[What you will do]:
From the entries below, copy every line holding the word "JSON".

[Record extracts]:
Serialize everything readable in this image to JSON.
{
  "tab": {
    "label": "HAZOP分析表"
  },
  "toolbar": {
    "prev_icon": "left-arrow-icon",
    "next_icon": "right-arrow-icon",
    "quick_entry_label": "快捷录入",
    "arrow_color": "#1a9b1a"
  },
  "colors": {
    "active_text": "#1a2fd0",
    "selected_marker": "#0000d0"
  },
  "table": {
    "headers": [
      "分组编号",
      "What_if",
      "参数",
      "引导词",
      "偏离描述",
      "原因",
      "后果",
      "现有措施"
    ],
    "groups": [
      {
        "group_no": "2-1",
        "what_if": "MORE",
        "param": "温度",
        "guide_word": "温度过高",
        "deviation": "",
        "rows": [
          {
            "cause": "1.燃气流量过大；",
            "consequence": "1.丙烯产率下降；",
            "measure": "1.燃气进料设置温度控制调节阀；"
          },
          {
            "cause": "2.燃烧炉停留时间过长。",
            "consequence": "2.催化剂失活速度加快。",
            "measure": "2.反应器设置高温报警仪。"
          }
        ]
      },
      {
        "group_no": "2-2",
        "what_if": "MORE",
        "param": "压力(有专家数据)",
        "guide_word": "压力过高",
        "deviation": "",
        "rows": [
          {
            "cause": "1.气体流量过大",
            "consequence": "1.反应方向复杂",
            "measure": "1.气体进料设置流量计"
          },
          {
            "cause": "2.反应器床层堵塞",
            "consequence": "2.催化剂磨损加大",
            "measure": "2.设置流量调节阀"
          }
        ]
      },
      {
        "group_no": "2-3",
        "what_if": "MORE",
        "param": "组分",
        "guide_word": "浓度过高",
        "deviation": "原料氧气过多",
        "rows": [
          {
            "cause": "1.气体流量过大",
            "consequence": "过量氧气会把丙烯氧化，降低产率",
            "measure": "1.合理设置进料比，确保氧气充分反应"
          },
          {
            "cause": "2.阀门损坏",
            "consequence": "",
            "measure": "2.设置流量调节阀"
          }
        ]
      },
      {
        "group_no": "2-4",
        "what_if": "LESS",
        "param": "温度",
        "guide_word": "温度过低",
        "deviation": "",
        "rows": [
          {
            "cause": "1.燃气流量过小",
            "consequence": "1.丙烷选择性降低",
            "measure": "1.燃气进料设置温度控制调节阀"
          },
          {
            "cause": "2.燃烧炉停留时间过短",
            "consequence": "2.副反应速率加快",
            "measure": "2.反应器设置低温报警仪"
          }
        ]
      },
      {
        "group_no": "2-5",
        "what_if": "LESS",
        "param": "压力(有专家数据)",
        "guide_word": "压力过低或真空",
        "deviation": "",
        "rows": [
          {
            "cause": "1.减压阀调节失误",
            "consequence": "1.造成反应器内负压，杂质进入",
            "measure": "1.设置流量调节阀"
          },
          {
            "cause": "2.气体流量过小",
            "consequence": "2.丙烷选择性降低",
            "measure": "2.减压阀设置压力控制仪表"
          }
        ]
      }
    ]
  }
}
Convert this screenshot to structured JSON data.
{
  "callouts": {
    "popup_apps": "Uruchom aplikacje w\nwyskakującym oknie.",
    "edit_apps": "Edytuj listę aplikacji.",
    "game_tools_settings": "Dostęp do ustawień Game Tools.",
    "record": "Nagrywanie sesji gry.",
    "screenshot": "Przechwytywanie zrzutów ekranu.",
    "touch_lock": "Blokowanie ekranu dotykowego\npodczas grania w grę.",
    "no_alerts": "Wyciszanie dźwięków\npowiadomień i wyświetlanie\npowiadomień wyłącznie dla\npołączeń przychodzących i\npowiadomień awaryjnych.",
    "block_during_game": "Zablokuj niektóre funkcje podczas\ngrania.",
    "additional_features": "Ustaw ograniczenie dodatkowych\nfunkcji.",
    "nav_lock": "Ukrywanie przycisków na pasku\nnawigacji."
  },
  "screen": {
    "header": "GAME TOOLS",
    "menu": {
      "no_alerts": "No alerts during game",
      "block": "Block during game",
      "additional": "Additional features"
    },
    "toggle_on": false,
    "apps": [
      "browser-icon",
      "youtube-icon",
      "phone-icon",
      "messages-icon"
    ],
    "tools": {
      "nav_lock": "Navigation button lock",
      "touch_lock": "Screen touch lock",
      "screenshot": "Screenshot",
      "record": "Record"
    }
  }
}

[Answer for the task]:
Serialize everything readable in this image to JSON.
Convert this screenshot to structured JSON data.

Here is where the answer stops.